This might become clearer when you know that you can obtain the category of sheaves from the category of presheaves by localizing: you invert maps that are isomorphisms locally for the topology. The localization functor can then be identified with sheafification. Note that this description of the category of sheaves makes no reference to the sheaf condition at all.
Now for simplicial sheaves, there is an obvious way to define the correct notion of a "local equivalence of simplicial presheaves": it should just be a map which, locally in the topology, is a weak equivalence of simplicial sets. So the category of simplicial sheaves, whatever it is, should be the localization (preferably in the $\infty$-categorical sense) of the category of simplicial presheaves at these maps. Hypercovers are special cases of local equivalences, and it turns out that there are enough of them: localizing at hypercovers gives you the same category of sheaves. If you localize only at Cech covers, however, you get something different.
This is why for example Cech cohomology does not always coincide with sheaf cohomology (and any site in which they disagree gives you an example where the Cech localization is different), but sheaf cohomology is always the same as hypercover cohomology.
This paper by Dugger, Hollander, and Isaksen, is a good reference for hypercovers. Theorem 6.2 is the fact that I mention above.
EDIT: I was wrong when I mentioned Cech cohomology above.
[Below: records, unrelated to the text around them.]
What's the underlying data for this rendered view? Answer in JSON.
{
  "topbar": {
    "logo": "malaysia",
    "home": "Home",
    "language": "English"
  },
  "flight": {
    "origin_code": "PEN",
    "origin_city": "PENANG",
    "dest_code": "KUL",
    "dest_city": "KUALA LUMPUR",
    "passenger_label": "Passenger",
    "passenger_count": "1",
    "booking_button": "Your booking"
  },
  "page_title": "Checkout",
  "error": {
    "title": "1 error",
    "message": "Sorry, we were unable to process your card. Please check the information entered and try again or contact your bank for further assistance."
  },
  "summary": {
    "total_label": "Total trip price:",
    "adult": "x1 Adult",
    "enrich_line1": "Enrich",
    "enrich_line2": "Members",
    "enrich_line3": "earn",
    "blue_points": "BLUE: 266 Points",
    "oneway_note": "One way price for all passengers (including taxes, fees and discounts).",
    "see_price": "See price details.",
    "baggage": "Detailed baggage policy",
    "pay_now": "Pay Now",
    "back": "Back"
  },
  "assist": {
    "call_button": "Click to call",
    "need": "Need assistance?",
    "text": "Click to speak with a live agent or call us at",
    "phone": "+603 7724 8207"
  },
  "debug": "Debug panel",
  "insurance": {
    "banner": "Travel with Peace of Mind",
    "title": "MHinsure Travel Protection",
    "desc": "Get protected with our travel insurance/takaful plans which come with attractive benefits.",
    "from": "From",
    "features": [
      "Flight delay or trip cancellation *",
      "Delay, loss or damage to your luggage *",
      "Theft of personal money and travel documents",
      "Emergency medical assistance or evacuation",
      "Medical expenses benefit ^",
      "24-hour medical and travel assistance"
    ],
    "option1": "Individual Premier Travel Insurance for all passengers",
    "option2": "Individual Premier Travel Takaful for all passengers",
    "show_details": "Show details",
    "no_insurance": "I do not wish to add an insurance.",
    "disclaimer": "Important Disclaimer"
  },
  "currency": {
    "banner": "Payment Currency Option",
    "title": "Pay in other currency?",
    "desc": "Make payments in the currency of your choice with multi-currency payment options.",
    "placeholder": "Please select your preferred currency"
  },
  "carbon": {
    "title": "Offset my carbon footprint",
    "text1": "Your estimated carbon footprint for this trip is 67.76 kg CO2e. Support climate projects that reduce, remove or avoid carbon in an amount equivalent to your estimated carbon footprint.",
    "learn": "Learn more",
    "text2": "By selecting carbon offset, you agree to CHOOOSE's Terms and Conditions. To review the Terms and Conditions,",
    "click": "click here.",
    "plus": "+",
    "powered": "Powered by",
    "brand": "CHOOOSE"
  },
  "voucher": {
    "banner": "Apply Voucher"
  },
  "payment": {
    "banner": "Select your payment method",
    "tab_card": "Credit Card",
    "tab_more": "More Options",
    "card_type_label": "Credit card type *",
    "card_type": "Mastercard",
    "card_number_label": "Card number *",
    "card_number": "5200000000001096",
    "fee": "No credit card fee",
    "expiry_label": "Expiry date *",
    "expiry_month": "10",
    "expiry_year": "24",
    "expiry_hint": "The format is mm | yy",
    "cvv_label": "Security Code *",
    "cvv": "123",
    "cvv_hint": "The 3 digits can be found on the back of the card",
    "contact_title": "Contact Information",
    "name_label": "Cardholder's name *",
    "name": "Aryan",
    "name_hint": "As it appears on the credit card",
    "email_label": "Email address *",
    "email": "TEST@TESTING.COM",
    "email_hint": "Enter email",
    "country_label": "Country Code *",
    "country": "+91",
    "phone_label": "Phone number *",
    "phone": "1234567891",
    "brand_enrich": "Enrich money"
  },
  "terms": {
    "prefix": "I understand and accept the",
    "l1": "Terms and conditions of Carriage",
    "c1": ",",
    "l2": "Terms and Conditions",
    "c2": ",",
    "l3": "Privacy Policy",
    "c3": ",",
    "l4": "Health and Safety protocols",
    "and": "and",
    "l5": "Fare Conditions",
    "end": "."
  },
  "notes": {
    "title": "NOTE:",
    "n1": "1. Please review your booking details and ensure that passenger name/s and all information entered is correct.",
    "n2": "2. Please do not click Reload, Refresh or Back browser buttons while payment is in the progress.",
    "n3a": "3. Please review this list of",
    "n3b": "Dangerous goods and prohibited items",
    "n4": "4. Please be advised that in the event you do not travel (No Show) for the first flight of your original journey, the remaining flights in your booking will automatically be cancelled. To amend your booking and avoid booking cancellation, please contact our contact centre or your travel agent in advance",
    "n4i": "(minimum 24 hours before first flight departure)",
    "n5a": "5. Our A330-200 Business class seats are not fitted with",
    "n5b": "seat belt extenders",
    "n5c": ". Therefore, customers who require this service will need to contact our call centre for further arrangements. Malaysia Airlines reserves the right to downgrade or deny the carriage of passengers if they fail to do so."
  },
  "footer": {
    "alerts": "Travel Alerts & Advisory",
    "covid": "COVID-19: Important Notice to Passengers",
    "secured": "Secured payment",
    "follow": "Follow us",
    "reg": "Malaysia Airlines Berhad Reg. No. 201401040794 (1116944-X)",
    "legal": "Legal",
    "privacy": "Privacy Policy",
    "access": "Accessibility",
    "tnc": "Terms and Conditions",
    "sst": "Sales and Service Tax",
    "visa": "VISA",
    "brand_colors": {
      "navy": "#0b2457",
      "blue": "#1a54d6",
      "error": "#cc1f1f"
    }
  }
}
Cech cohomology has nothing to do with either localization (see this relevant nForum post).